A: The entity relationship model is a popular approach used for database design. It represents the conceptual model of a database by illustrating the relationships between entities, relationship cardinality, entity integrity, and referential integrity.
Q: What are the characteristics of a strong entity?
A: A strong entity possesses a primary key that uniquely identifies it. It can exist independently of other entities and has sufficient attributes to form a primary key on its own. Strong entities are crucial building blocks in database design.
Q: What are the characteristics of a weak entity?
A: A weak entity does not have enough attributes to form a primary key on its own and relies on a strong entity for its existence. It is also known as a dependent entity and is identified by a partial key that includes the primary key of the strong entity it depends on.
Q: What are the key differences between strong and weak entities?
A: The key differences between strong and weak entities lie in their ability to exist independently and their reliance on other entities. Strong entities have a unique primary key and can exist independently, while weak entities rely on a strong entity for their existence.
Q: How important are strong and weak entities in database design?
A: Both strong and weak entities play crucial roles in database design. Strong entities serve as the building blocks of a database, while weak entities depend on strong entities for their existence. They contribute to creating an efficient and robust database model.
Q: Can you provide examples of strong and weak entities?
A: Examples of strong entities include customers, employees, and products, while examples of weak entities include order items, addresses, and dependents. Strong entities exist independently, while weak entities rely on a strong entity for their existence.

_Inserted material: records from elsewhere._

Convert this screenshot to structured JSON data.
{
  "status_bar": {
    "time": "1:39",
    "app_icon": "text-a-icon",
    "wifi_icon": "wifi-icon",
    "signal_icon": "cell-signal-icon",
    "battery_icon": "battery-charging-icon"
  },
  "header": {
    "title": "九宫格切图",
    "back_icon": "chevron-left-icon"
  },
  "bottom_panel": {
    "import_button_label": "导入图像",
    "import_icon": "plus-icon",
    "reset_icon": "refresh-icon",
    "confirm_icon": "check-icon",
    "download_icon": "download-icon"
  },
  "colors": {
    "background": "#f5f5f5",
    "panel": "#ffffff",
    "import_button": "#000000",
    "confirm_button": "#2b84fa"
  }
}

Q: What are the advantages and disadvantages of strong and weak entities?
A: The advantages of using strong entities include their ability to exist independently and have a unique primary key. Weak entities, on the other hand, can represent complex relationships but rely on strong entities. The disadvantages depend on the specific context and requirements of the database design.
Q: What are entity relationships?
A: Entity relationships denote the connections or associations between entities in a database. They define the way entities interact and relate to each other, such as one-to-one, one-to-many, and many-to-many relationships.
Q: Why is identifying relationships important in database design?
A: Identifying relationships accurately is crucial in database design as it ensures the database accurately represents the real-world entities it models. It helps determine the appropriate relationship cardinality and plays a significant role in maintaining data integrity.
Q: How do entity relationships impact database normalization?
A: Entity relationships influence database normalization by considering the relationships between entities during the normalization process. Different relationship types, such as one-to-one or many-to-many, affect the structure and organization of the database model.
Q: What is entity integrity and referential integrity?
A: Entity integrity refers to the rule that every entity in a database must have a unique primary key, ensuring its uniqueness and non-null values. Referential integrity, on the other hand, ensures that the relationships between entities are maintained, preserving the consistency and accuracy of the database.
Q: What is the significance of entity integrity and referential integrity?
A: Entity integrity and referential integrity are vital for maintaining the accuracy and reliability of a database. They ensure that each entity has a unique identifier and that relationships between entities are properly preserved, preventing data inconsistencies.
Q: What have we covered in this guide on strong and weak entities?
A: In this comprehensive guide, we have explored the difference between strong and weak entities in the context of database design. We have discussed their definitions, characteristics, and importance in creating an efficient and organized database management system. By understanding the distinctions between these entity types, you will be better equipped to design and maintain a robust database that accurately represents the real-world entities it models.